* Available records *
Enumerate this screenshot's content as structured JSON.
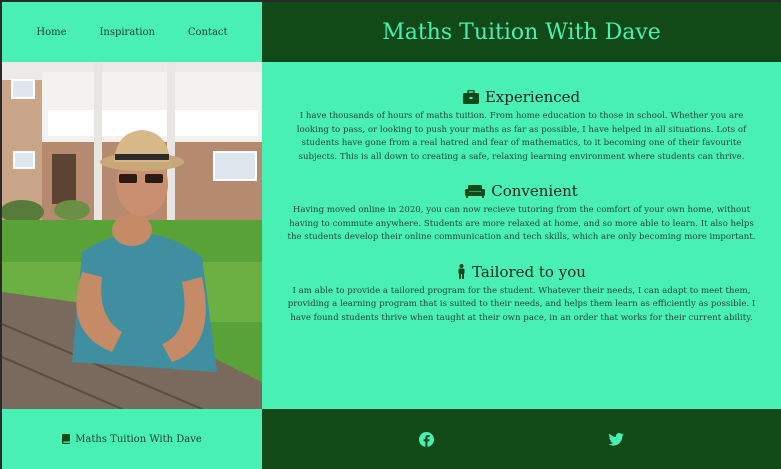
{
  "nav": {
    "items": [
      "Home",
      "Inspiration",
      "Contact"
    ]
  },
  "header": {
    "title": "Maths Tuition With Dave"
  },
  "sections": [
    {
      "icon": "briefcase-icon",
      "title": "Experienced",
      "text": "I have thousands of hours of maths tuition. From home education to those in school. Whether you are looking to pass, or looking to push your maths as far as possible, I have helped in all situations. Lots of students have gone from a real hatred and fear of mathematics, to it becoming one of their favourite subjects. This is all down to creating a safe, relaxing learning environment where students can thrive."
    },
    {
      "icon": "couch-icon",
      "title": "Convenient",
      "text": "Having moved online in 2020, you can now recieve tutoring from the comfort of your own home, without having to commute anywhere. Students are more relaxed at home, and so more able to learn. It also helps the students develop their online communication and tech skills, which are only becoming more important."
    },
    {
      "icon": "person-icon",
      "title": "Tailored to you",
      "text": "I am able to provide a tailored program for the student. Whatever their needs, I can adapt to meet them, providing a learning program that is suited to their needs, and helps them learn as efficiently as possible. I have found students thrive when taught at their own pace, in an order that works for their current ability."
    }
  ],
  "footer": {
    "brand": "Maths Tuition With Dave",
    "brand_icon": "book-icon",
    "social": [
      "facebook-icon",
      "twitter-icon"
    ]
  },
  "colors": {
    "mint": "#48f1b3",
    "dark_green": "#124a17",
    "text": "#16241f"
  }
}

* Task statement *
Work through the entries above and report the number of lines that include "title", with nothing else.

* Your solution *
4